### What the task requires
Lines in the data below that contain the word "Benalmádena" are to be copied.

......

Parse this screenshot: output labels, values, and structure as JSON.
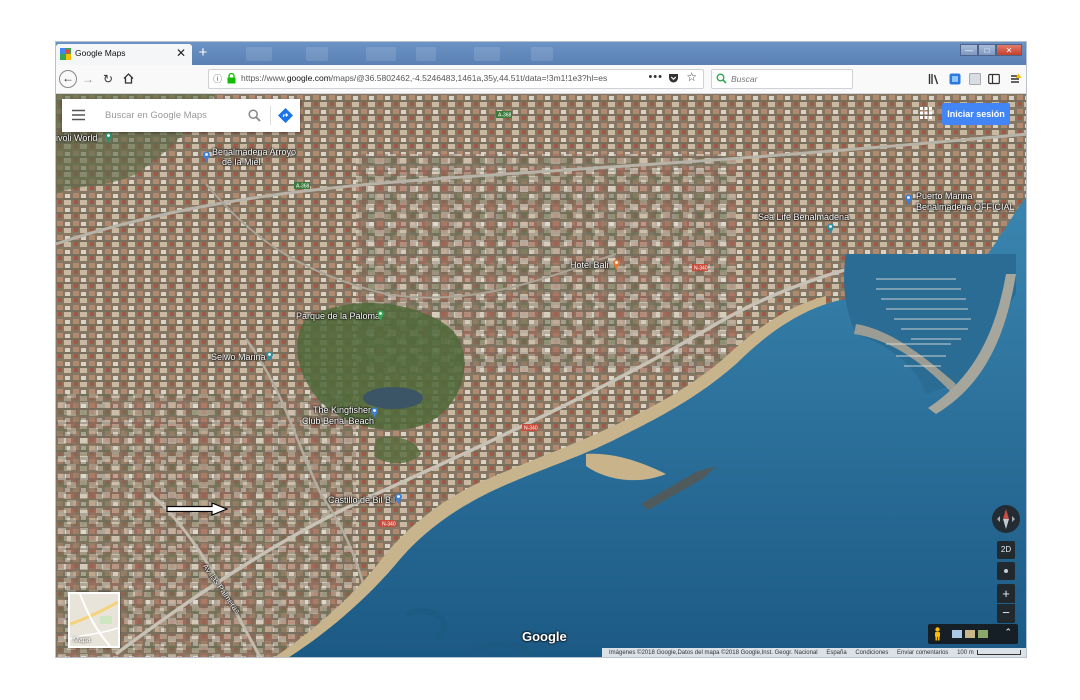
{
  "browser": {
    "tab_title": "Google Maps",
    "tab_close_glyph": "✕",
    "new_tab_glyph": "+",
    "url_prefix": "https://www.",
    "url_domain": "google.com",
    "url_path": "/maps/@36.5802462,-4.5246483,1461a,35y,44.51t/data=!3m1!1e3?hl=es",
    "search_placeholder": "Buscar",
    "page_actions_glyph": "•••",
    "icons": [
      "back-icon",
      "forward-icon",
      "reload-icon",
      "home-icon",
      "info-icon",
      "lock-icon",
      "pocket-icon",
      "star-icon",
      "library-icon",
      "extension-icon",
      "sidebar-icon",
      "menu-icon"
    ]
  },
  "maps": {
    "search_placeholder": "Buscar en Google Maps",
    "signin_label": "Iniciar sesión",
    "google_logo": "Google",
    "view_2d_label": "2D",
    "zoom_in_glyph": "+",
    "zoom_out_glyph": "−",
    "expand_glyph": "⌃",
    "minimap_label": "Mapa",
    "labels": {
      "tivoli": "ivoli World",
      "arroyo_1": "Benalmádena Arroyo",
      "arroyo_2": "de la Miel",
      "puerto_1": "Puerto Marina",
      "puerto_2": "Benalmádena OFFICIAL",
      "sealife": "Sea Life Benalmádena",
      "hotel_bali": "Hotel Bali",
      "parque": "Parque de la Paloma",
      "selwo": "Selwo Marina",
      "kingfisher_1": "The Kingfisher",
      "kingfisher_2": "Club Benal Beach",
      "castillo": "Castillo de Bil Bil",
      "av_palmeras": "Av. las Palmeras"
    },
    "road_labels": [
      "A-368",
      "A-368",
      "N-340",
      "N-340",
      "N-340"
    ],
    "footer": {
      "imagery": "Imágenes ©2018 Google,Datos del mapa ©2018 Google,Inst. Geogr. Nacional",
      "country": "España",
      "terms": "Condiciones",
      "feedback": "Enviar comentarios",
      "scale": "100 m"
    },
    "colors": {
      "sea": "#2d6f9a",
      "land": "#7b6f5a",
      "beach": "#c8b48c",
      "accent": "#4285f4"
    }
  }
}
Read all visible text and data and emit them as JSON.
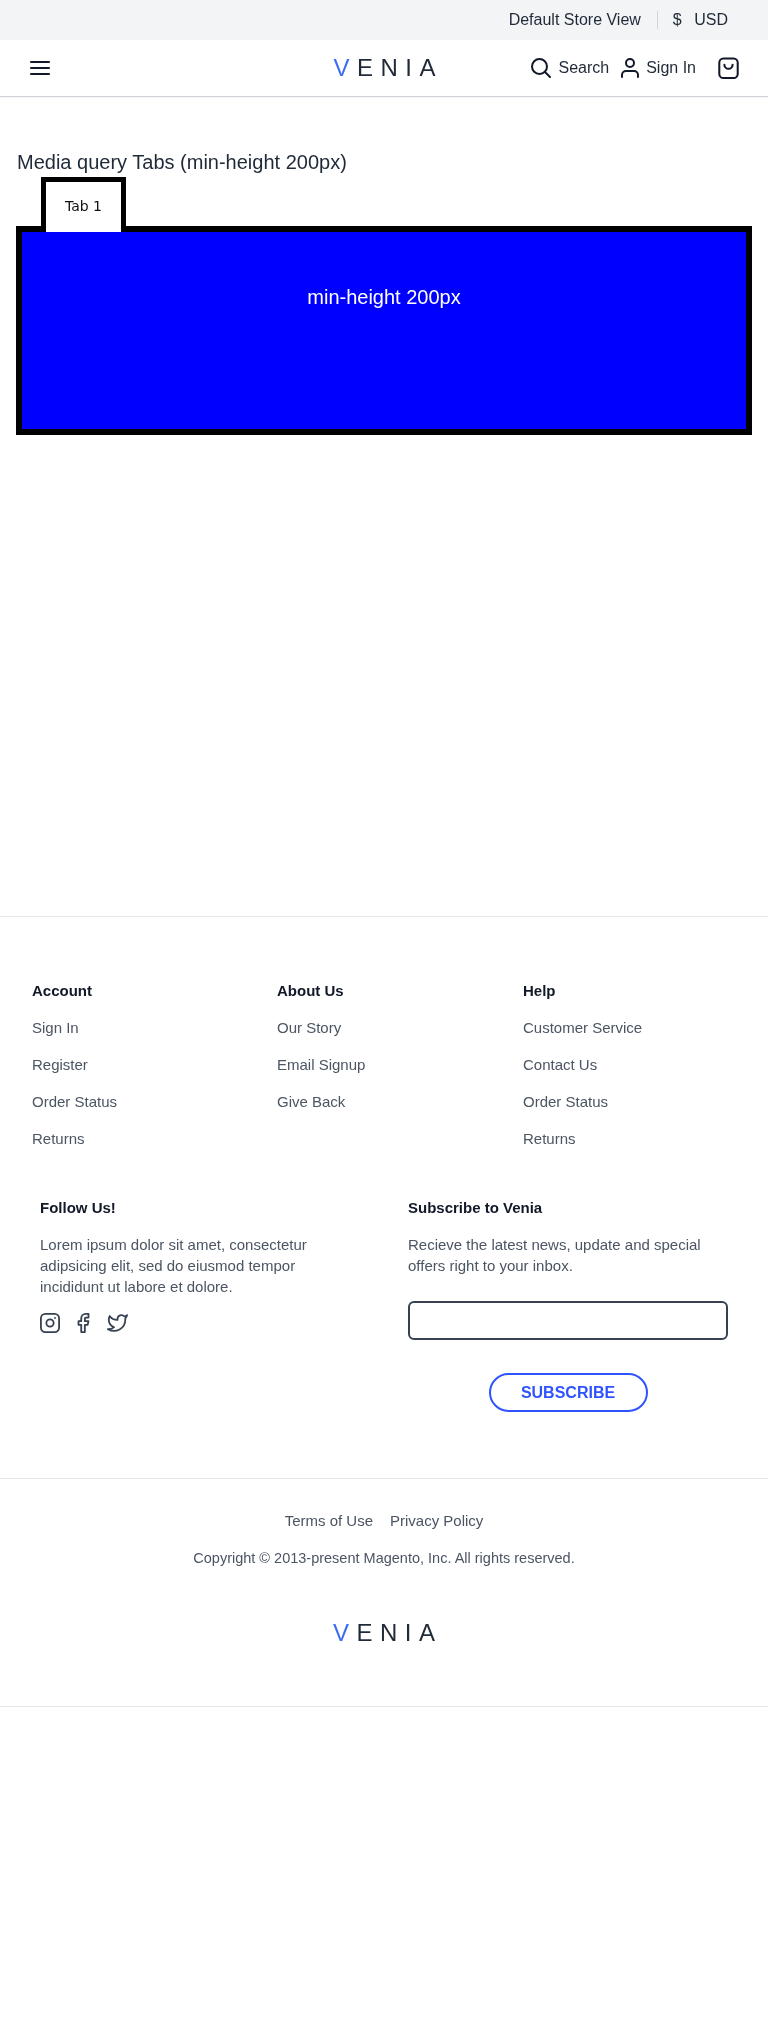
{
  "store_bar": {
    "store_view": "Default Store View",
    "currency": {
      "symbol": "$",
      "code": "USD"
    }
  },
  "header": {
    "logo": "VENIA",
    "search": "Search",
    "sign_in": "Sign In"
  },
  "main": {
    "title": "Media query Tabs (min-height 200px)",
    "tabs": [
      {
        "label": "Tab 1",
        "selected": true
      }
    ],
    "panel_text": "min-height 200px"
  },
  "footer": {
    "columns": [
      {
        "heading": "Account",
        "links": [
          "Sign In",
          "Register",
          "Order Status",
          "Returns"
        ]
      },
      {
        "heading": "About Us",
        "links": [
          "Our Story",
          "Email Signup",
          "Give Back"
        ]
      },
      {
        "heading": "Help",
        "links": [
          "Customer Service",
          "Contact Us",
          "Order Status",
          "Returns"
        ]
      }
    ],
    "follow": {
      "heading": "Follow Us!",
      "text": "Lorem ipsum dolor sit amet, consectetur adipsicing elit, sed do eiusmod tempor incididunt ut labore et dolore."
    },
    "subscribe": {
      "heading": "Subscribe to Venia",
      "text": "Recieve the latest news, update and special offers right to your inbox.",
      "button": "SUBSCRIBE"
    },
    "legal_links": [
      "Terms of Use",
      "Privacy Policy"
    ],
    "copyright": "Copyright © 2013-present Magento, Inc. All rights reserved.",
    "logo": "VENIA"
  }
}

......

### Exercise answer
      "arroyo_1": "Benalmádena Arroyo",
      "puerto_2": "Benalmádena OFFICIAL",
      "sealife": "Sea Life Benalmádena",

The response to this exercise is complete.